SUPPLIED MATERIAL =
- - - -
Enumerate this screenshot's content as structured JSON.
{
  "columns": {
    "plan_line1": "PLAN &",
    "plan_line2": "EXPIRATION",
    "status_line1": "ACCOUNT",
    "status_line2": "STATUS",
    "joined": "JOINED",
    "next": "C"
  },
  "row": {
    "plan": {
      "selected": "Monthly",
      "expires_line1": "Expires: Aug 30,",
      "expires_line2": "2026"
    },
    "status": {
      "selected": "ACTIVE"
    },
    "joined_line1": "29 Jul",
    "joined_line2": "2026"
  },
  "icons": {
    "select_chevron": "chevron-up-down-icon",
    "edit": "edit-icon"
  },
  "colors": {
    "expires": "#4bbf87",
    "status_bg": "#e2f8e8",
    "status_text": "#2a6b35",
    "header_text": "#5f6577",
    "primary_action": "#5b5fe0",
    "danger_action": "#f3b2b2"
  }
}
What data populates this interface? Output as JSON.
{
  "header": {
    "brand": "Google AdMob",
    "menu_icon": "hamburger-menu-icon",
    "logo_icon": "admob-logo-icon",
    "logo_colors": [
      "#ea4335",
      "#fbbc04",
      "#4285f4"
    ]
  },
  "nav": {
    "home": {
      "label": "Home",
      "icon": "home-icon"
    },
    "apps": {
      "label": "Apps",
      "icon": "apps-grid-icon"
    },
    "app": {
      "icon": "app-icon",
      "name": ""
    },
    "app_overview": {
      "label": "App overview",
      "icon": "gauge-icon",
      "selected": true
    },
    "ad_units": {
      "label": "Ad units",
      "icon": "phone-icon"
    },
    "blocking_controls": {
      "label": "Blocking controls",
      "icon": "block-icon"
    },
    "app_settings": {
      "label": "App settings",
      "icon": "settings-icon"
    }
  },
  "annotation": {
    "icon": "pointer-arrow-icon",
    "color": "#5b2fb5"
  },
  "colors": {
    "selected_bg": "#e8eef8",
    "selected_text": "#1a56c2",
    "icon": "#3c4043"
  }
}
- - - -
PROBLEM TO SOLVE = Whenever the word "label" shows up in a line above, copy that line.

EXERCISE SOLUTION =
      "label": "Home",
      "label": "Apps",
      "label": "App overview",
      "label": "Ad units",
      "label": "Blocking controls",
      "label": "App settings",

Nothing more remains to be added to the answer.